Another beach restoration project, not far from the last one (Ala Spit). But what an entirely different flavor of beach! Bowman is a pocket beach, facing the Strait. Waves action can be significant, but its incidence is highly constrained by the rocky headlands that frame the entrance of the bay, so we get the typical crescent form of a swash-aligned beach, broken only by the offset against the boat ramp in the middle.
Here's a previous post: Bowman Bay: March 2012
The old ramp remains and the base of the pier still needed to be protected, but the revetment that had been here for decades was removed a few weeks ago. The basic idea was pretty simple, pull out the rock and excavate the old fill that was too high and too far waterward. On so many of these sites, the erosion problem is entirely one of our making - simply because we pushed the land seaward, crossing a well-defended border - and therefore the solution is simply to pull back to friendlier territory.
Ideally, we want to remove all of the fill and restore the entire profile to something similar to what existed prior to the fill.

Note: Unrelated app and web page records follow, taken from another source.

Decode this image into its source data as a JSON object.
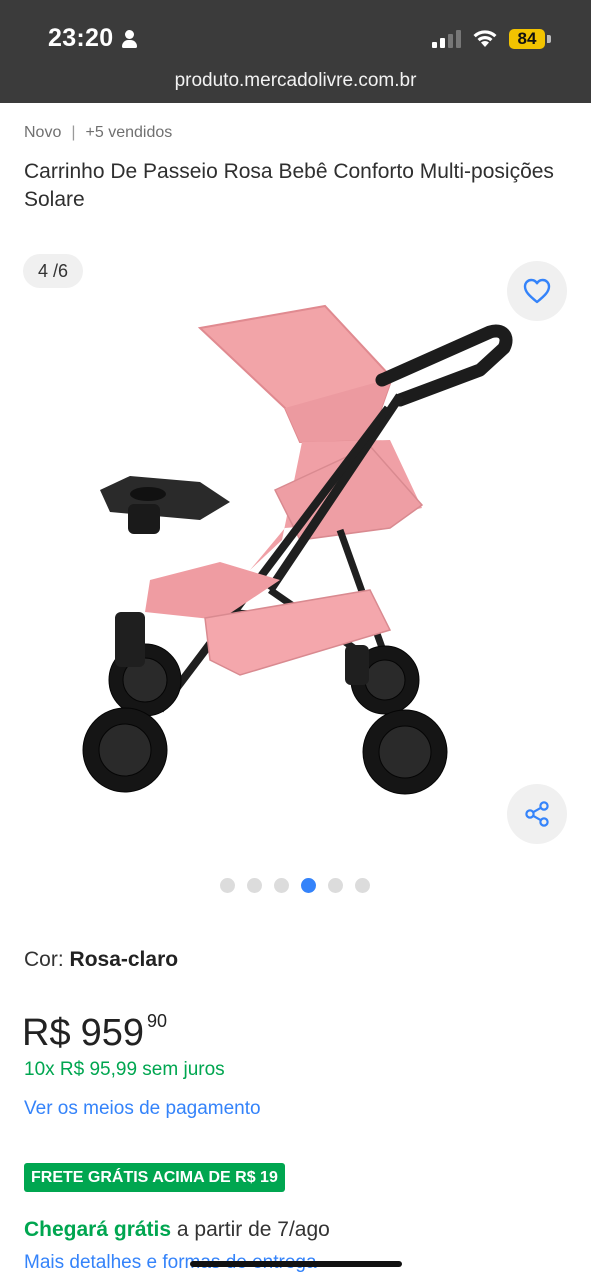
{
  "status_bar": {
    "time": "23:20",
    "battery": "84",
    "url": "produto.mercadolivre.com.br"
  },
  "product": {
    "condition": "Novo",
    "sold": "+5 vendidos",
    "title": "Carrinho De Passeio Rosa Bebê Conforto Multi-posições Solare"
  },
  "gallery": {
    "counter": "4 /6",
    "total_images": 6,
    "active_index": 4,
    "image_icon": "pink-baby-stroller-photo"
  },
  "variant": {
    "label": "Cor:",
    "value": "Rosa-claro"
  },
  "price": {
    "currency": "R$",
    "integer": "959",
    "cents": "90",
    "installments": "10x R$ 95,99 sem juros",
    "payment_link": "Ver os meios de pagamento"
  },
  "shipping": {
    "badge": "FRETE GRÁTIS ACIMA DE R$ 19",
    "arrival_strong": "Chegará grátis",
    "arrival_rest": "a partir de 7/ago",
    "details_link": "Mais detalhes e formas de entrega"
  },
  "colors": {
    "accent_blue": "#3483fa",
    "green": "#00a650",
    "status_bg": "#3b3b3b",
    "battery": "#f2c300"
  }
}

Any fill or extra elevation that gets left behind will remain subject to unnaturally high rates of erosion and often a scarp will develop.
In this case, there were constraints on how much of the old fill could be removed, which left a higher profile than might have been preferred. That, combined with a strong high tide storm a week after the project was wrapped up, resulted in a significant scarp at the top of the beach. What's missing from the restored beach is the natural berms that mark the unaltered beach north of the boat ramp. With time, this should remedy itself and a broad berm (or series of stepped berms) should form. A few good high tide storms might actually speed this recovery.
When the backshore is left too high, we essentially create a low eroding bluff (Keystone 2012). But natural berms are actually depositional features, so where it's possible, it may be be best to design to a lower profile, and then let nature build the berm where it wants to. This may require more excavation, the placement of more sediment lower on the profile (to supply that berm rebuilding process), and a tolerance of possible overwashing of the initial berm before it gets established.
Conceptually, the restoration at Bowman was pretty simple, but it provides a nice illustration that even simple projects can be difficult. Fortunately, restored beaches are inherently more malleable than what they replaced, so given time and some room, nature can sort things out. It may just take a little longer than we might have hoped.
You would think from many of my recent posts that taking rocks and concrete off of beaches has become pretty popular on Puget Sound!